Make-to-Learn: Bringing together DIY practice
and educational research

The Maker movement and Do-It-Yourself (DIY) culture celebrates innovation, creativity, and community engagement centered on hands-on creation. Parents, teachers, and Makers from diverse walks of life embrace hands-on learning and creativity, but well-grounded and shared understanding of its educational value is still lacking. In order for DIY and Maker culture to make a real difference for education, we need well-formulated research which speaks directly to educational policy and practice.

Make-to-Learn is an effort that leverages DIY culture, digital practices, and educational research to advocate for placing making, creating, and designing at the core of educational practice. Recognizing and articulating the powerful learning potential of making and DIY culture is critical in broadening the reach of the Maker movement and in making programs centered on innovation, creativity, and inquiry more accessible and appealing to educators and youth in under-resourced settings.

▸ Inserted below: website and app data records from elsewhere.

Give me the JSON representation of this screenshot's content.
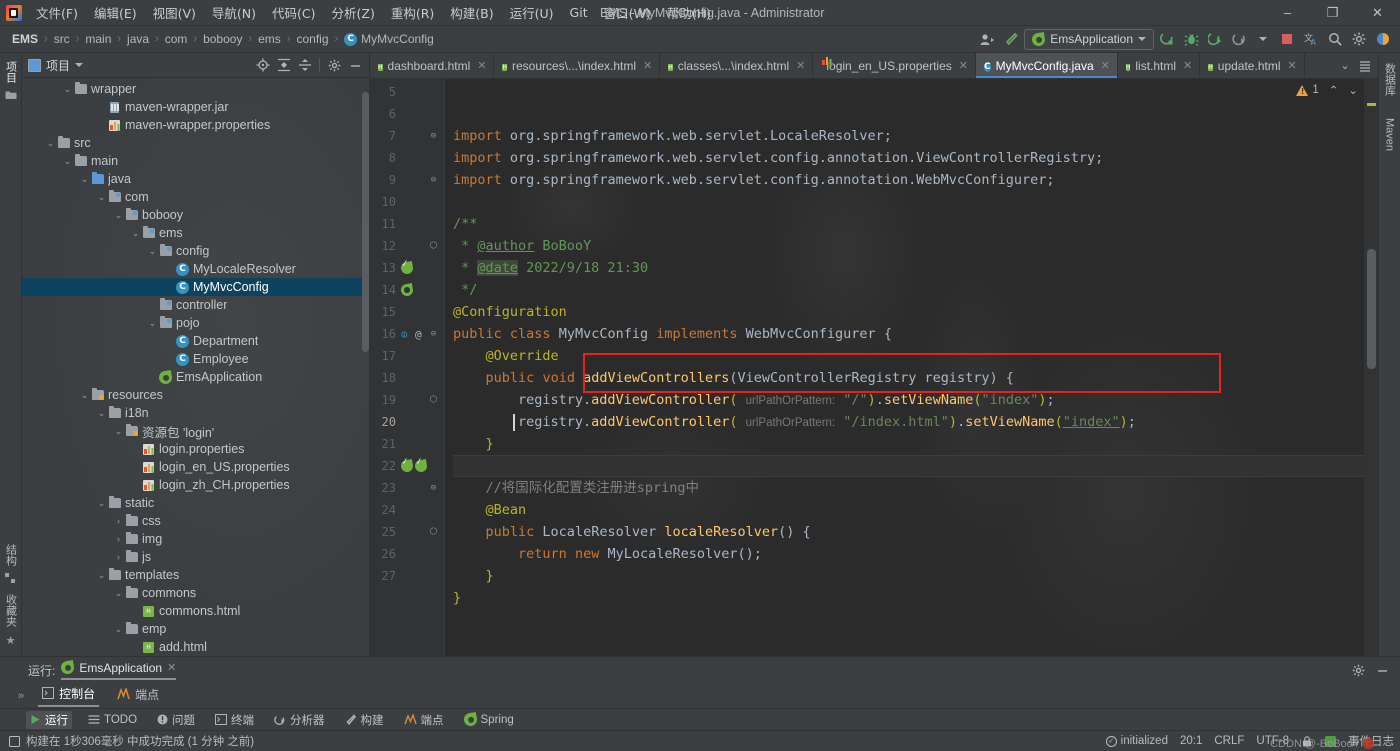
{
  "window": {
    "title": "EMS - MyMvcConfig.java - Administrator",
    "minimize": "–",
    "maximize": "❐",
    "close": "✕"
  },
  "menubar": {
    "items": [
      "文件(F)",
      "编辑(E)",
      "视图(V)",
      "导航(N)",
      "代码(C)",
      "分析(Z)",
      "重构(R)",
      "构建(B)",
      "运行(U)",
      "Git",
      "窗口(W)",
      "帮助(H)"
    ]
  },
  "navbar": {
    "breadcrumbs": [
      "EMS",
      "src",
      "main",
      "java",
      "com",
      "bobooy",
      "ems",
      "config"
    ],
    "current_file": "MyMvcConfig",
    "current_file_icon": "C",
    "separator": "›",
    "run_config": "EmsApplication",
    "icons": [
      "user-avatar-icon",
      "hammer-build-icon",
      "run-icon",
      "debug-icon",
      "run-with-coverage-icon",
      "profiler-icon",
      "stop-icon",
      "translate-icon",
      "search-everywhere-icon",
      "settings-icon",
      "ide-theme-icon"
    ]
  },
  "left_strip": {
    "top_labels": [
      "项目"
    ],
    "bottom_labels": [
      "结构",
      "收藏夹"
    ]
  },
  "right_strip": {
    "labels": [
      "数据库",
      "Maven"
    ]
  },
  "project_panel": {
    "title": "项目",
    "dropdown_caret": "▾",
    "toolbar_icons": [
      "locate-target-icon",
      "expand-all-icon",
      "collapse-all-icon",
      "settings-gear-icon",
      "hide-panel-icon"
    ],
    "tree": [
      {
        "label": "wrapper",
        "depth": 2,
        "arrow": "⌄",
        "icon": "folder"
      },
      {
        "label": "maven-wrapper.jar",
        "depth": 4,
        "arrow": "",
        "icon": "jar"
      },
      {
        "label": "maven-wrapper.properties",
        "depth": 4,
        "arrow": "",
        "icon": "properties"
      },
      {
        "label": "src",
        "depth": 1,
        "arrow": "⌄",
        "icon": "folder"
      },
      {
        "label": "main",
        "depth": 2,
        "arrow": "⌄",
        "icon": "folder"
      },
      {
        "label": "java",
        "depth": 3,
        "arrow": "⌄",
        "icon": "source-folder"
      },
      {
        "label": "com",
        "depth": 4,
        "arrow": "⌄",
        "icon": "package"
      },
      {
        "label": "bobooy",
        "depth": 5,
        "arrow": "⌄",
        "icon": "package"
      },
      {
        "label": "ems",
        "depth": 6,
        "arrow": "⌄",
        "icon": "package"
      },
      {
        "label": "config",
        "depth": 7,
        "arrow": "⌄",
        "icon": "package"
      },
      {
        "label": "MyLocaleResolver",
        "depth": 8,
        "arrow": "",
        "icon": "class"
      },
      {
        "label": "MyMvcConfig",
        "depth": 8,
        "arrow": "",
        "icon": "class",
        "selected": true
      },
      {
        "label": "controller",
        "depth": 7,
        "arrow": "",
        "icon": "package"
      },
      {
        "label": "pojo",
        "depth": 7,
        "arrow": "⌄",
        "icon": "package"
      },
      {
        "label": "Department",
        "depth": 8,
        "arrow": "",
        "icon": "class"
      },
      {
        "label": "Employee",
        "depth": 8,
        "arrow": "",
        "icon": "class"
      },
      {
        "label": "EmsApplication",
        "depth": 7,
        "arrow": "",
        "icon": "spring-class"
      },
      {
        "label": "resources",
        "depth": 3,
        "arrow": "⌄",
        "icon": "resource-folder"
      },
      {
        "label": "i18n",
        "depth": 4,
        "arrow": "⌄",
        "icon": "folder"
      },
      {
        "label": "资源包 'login'",
        "depth": 5,
        "arrow": "⌄",
        "icon": "resource-bundle"
      },
      {
        "label": "login.properties",
        "depth": 6,
        "arrow": "",
        "icon": "properties"
      },
      {
        "label": "login_en_US.properties",
        "depth": 6,
        "arrow": "",
        "icon": "properties"
      },
      {
        "label": "login_zh_CH.properties",
        "depth": 6,
        "arrow": "",
        "icon": "properties"
      },
      {
        "label": "static",
        "depth": 4,
        "arrow": "⌄",
        "icon": "folder"
      },
      {
        "label": "css",
        "depth": 5,
        "arrow": "›",
        "icon": "folder"
      },
      {
        "label": "img",
        "depth": 5,
        "arrow": "›",
        "icon": "folder"
      },
      {
        "label": "js",
        "depth": 5,
        "arrow": "›",
        "icon": "folder"
      },
      {
        "label": "templates",
        "depth": 4,
        "arrow": "⌄",
        "icon": "folder"
      },
      {
        "label": "commons",
        "depth": 5,
        "arrow": "⌄",
        "icon": "folder"
      },
      {
        "label": "commons.html",
        "depth": 6,
        "arrow": "",
        "icon": "html"
      },
      {
        "label": "emp",
        "depth": 5,
        "arrow": "⌄",
        "icon": "folder"
      },
      {
        "label": "add.html",
        "depth": 6,
        "arrow": "",
        "icon": "html"
      }
    ]
  },
  "editor": {
    "tabs": [
      {
        "label": "dashboard.html",
        "icon": "html",
        "active": false
      },
      {
        "label": "resources\\...\\index.html",
        "icon": "html",
        "active": false
      },
      {
        "label": "classes\\...\\index.html",
        "icon": "html",
        "active": false
      },
      {
        "label": "login_en_US.properties",
        "icon": "properties",
        "active": false
      },
      {
        "label": "MyMvcConfig.java",
        "icon": "class",
        "active": true
      },
      {
        "label": "list.html",
        "icon": "html",
        "active": false
      },
      {
        "label": "update.html",
        "icon": "html",
        "active": false
      }
    ],
    "tab_close_glyph": "✕",
    "tab_overflow_glyph": "⌄",
    "inspection": {
      "warning_count": "1",
      "up": "⌃",
      "down": "⌄"
    },
    "lines": [
      {
        "num": "5",
        "gutter": [],
        "fold": ""
      },
      {
        "num": "6",
        "gutter": [],
        "fold": ""
      },
      {
        "num": "7",
        "gutter": [],
        "fold": "⊖"
      },
      {
        "num": "8",
        "gutter": [],
        "fold": ""
      },
      {
        "num": "9",
        "gutter": [],
        "fold": "⊖"
      },
      {
        "num": "10",
        "gutter": [],
        "fold": ""
      },
      {
        "num": "11",
        "gutter": [],
        "fold": ""
      },
      {
        "num": "12",
        "gutter": [],
        "fold": "⬡"
      },
      {
        "num": "13",
        "gutter": [
          "bean"
        ],
        "fold": ""
      },
      {
        "num": "14",
        "gutter": [
          "run"
        ],
        "fold": ""
      },
      {
        "num": "15",
        "gutter": [],
        "fold": ""
      },
      {
        "num": "16",
        "gutter": [
          "impl",
          "at"
        ],
        "fold": "⊖"
      },
      {
        "num": "17",
        "gutter": [],
        "fold": ""
      },
      {
        "num": "18",
        "gutter": [],
        "fold": ""
      },
      {
        "num": "19",
        "gutter": [],
        "fold": "⬡"
      },
      {
        "num": "20",
        "gutter": [],
        "fold": "",
        "current": true
      },
      {
        "num": "21",
        "gutter": [],
        "fold": ""
      },
      {
        "num": "22",
        "gutter": [
          "bean2",
          "bean"
        ],
        "fold": ""
      },
      {
        "num": "23",
        "gutter": [],
        "fold": "⊖"
      },
      {
        "num": "24",
        "gutter": [],
        "fold": ""
      },
      {
        "num": "25",
        "gutter": [],
        "fold": "⬡"
      },
      {
        "num": "26",
        "gutter": [],
        "fold": ""
      },
      {
        "num": "27",
        "gutter": [],
        "fold": ""
      }
    ],
    "source_text": [
      "import org.springframework.web.servlet.LocaleResolver;",
      "import org.springframework.web.servlet.config.annotation.ViewControllerRegistry;",
      "import org.springframework.web.servlet.config.annotation.WebMvcConfigurer;",
      "",
      "/**",
      " * @author BoBooY",
      " * @date 2022/9/18 21:30",
      " */",
      "@Configuration",
      "public class MyMvcConfig implements WebMvcConfigurer {",
      "    @Override",
      "    public void addViewControllers(ViewControllerRegistry registry) {",
      "        registry.addViewController( urlPathOrPattern: \"/\").setViewName(\"index\");",
      "        registry.addViewController( urlPathOrPattern: \"/index.html\").setViewName(\"index\");",
      "    }",
      "",
      "    //将国际化配置类注册进spring中",
      "    @Bean",
      "    public LocaleResolver localeResolver() {",
      "        return new MyLocaleResolver();",
      "    }",
      "}",
      ""
    ],
    "annotation_highlight": "red-rectangle-around-line-18"
  },
  "run_panel": {
    "label": "运行:",
    "tab": "EmsApplication",
    "tab_close": "✕",
    "overflow": "»",
    "subtabs": [
      {
        "label": "控制台",
        "icon": "console-icon",
        "active": true
      },
      {
        "label": "端点",
        "icon": "endpoints-icon",
        "active": false
      }
    ],
    "settings_icon": "gear-icon",
    "hide_icon": "minimize-icon"
  },
  "tool_buttons": [
    {
      "label": "运行",
      "icon": "run-icon",
      "active": true
    },
    {
      "label": "TODO",
      "icon": "todo-icon",
      "active": false
    },
    {
      "label": "问题",
      "icon": "problems-icon",
      "active": false
    },
    {
      "label": "终端",
      "icon": "terminal-icon",
      "active": false
    },
    {
      "label": "分析器",
      "icon": "profiler-icon",
      "active": false
    },
    {
      "label": "构建",
      "icon": "build-icon",
      "active": false
    },
    {
      "label": "端点",
      "icon": "endpoints-icon",
      "active": false
    },
    {
      "label": "Spring",
      "icon": "spring-icon",
      "active": false
    }
  ],
  "statusbar": {
    "message": "构建在 1秒306毫秒 中成功完成 (1 分钟 之前)",
    "message_icon": "build-status-icon",
    "right": {
      "indexing_state": "initialized",
      "caret_position": "20:1",
      "line_separator": "CRLF",
      "encoding": "UTF-8",
      "event_log": "事件日志"
    },
    "watermark": "CDDN @-BoBooY"
  },
  "colors": {
    "accent_blue": "#4a88c7",
    "selection_blue": "#0d435e",
    "keyword_orange": "#cc7832",
    "string_green": "#6a8759",
    "annotation_yellow": "#bbb529",
    "javadoc_green": "#629755",
    "method_yellow": "#ffc66d",
    "highlight_red": "#e8211f",
    "panel_bg": "#3c3f41",
    "editor_bg": "#2b2b2b"
  }
}
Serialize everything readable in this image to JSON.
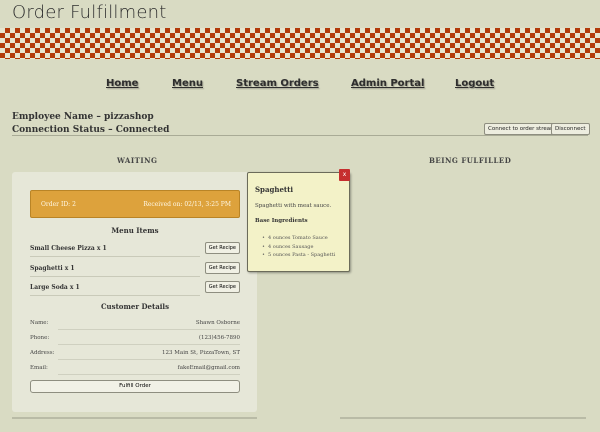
{
  "header": {
    "title": "Order Fulfillment"
  },
  "nav": [
    "Home",
    "Menu",
    "Stream Orders",
    "Admin Portal",
    "Logout"
  ],
  "employee": {
    "name_line": "Employee Name – pizzashop",
    "status_line": "Connection Status – Connected"
  },
  "buttons": {
    "connect": "Connect to order stream",
    "disconnect": "Disconnect"
  },
  "columns": {
    "waiting": "WAITING",
    "fulfilled": "BEING FULFILLED"
  },
  "order": {
    "id_label": "Order ID: 2",
    "received": "Received on: 02/13, 3:25 PM",
    "menu_items_title": "Menu Items",
    "items": [
      {
        "name": "Small Cheese Pizza x 1",
        "button": "Get Recipe"
      },
      {
        "name": "Spaghetti x 1",
        "button": "Get Recipe"
      },
      {
        "name": "Large Soda x 1",
        "button": "Get Recipe"
      }
    ],
    "customer_title": "Customer Details",
    "customer": [
      {
        "label": "Name:",
        "value": "Shawn Osborne"
      },
      {
        "label": "Phone:",
        "value": "(123)456-7890"
      },
      {
        "label": "Address:",
        "value": "123 Main St, PizzaTown, ST"
      },
      {
        "label": "Email:",
        "value": "fakeEmail@gmail.com"
      }
    ],
    "fulfill_button": "Fulfill Order"
  },
  "popup": {
    "close": "x",
    "title": "Spaghetti",
    "description": "Spaghetti with meat sauce.",
    "subtitle": "Base Ingredients",
    "ingredients": [
      "4 ounces Tomato Sauce",
      "4 ounces Sausage",
      "5 ounces Pasta - Spaghetti"
    ]
  },
  "colors": {
    "checker": "#b23a0a",
    "order_bar": "#dda23c",
    "close": "#c62e2e",
    "popup_bg": "#f3f2c8"
  }
}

The broader vision of Make-to-Learn is an educational ecosystem that incorporates these practices as a means to engage and inspire all young people towards lifelong collaborative learning, experimentation, and invention.

Make-to-Learn approaches this vision by bringing together Makers, educators, and researchers around the following questions:

  • What are key learning outcomes of making and engagement in DIY culture?
  • What specific activities, tools, and environments help realize and enhance the learning potential of making?
  • How can we create DIY activities that appeal to a broad diversity of people, from many different backgrounds, and many different learning styles?
  • How has making and DIY culture been effectively integrated into educational institutions and practice?
  • What further research is needed to effectively advocate for the educational value of making?

During the 2012-2013 academic year, Make-to-Learn will begin to investigate these questions through the following activities:

  • Surfacing and empowering a community of young Maker-learners (and their parents and mentors) and connecting them with educator and educational research communities. This will include a challenge hosted on, inviting submissions that speak to the relation between making and learning.
  • Organizing events and public outreach aimed at enlisting support and raising awareness about the educational value of making. This will include a symposium on March 13, 2013, the day before the Digital Media and Learning Conference in Chicago.
  • Facilitating collaboration between the Maker community, educators, and educational researchers in order to develop a research agenda centered on the educational value of making.

Through these activities, Make-to-Learn hopes to catalyze an ongoing conversation at the intersection of educational research and DIY culture and support a sustained research agenda to help advocate for improved educational outcomes for all through making.

Make-to-Learn is a thematic initiative of the Digital Media and Learning Hub at the University of California, Irvine and is supported by the MacArthur Foundation. Kylie Peppler and the Creativity Labs at Indiana University, Bloomington are leading this effort.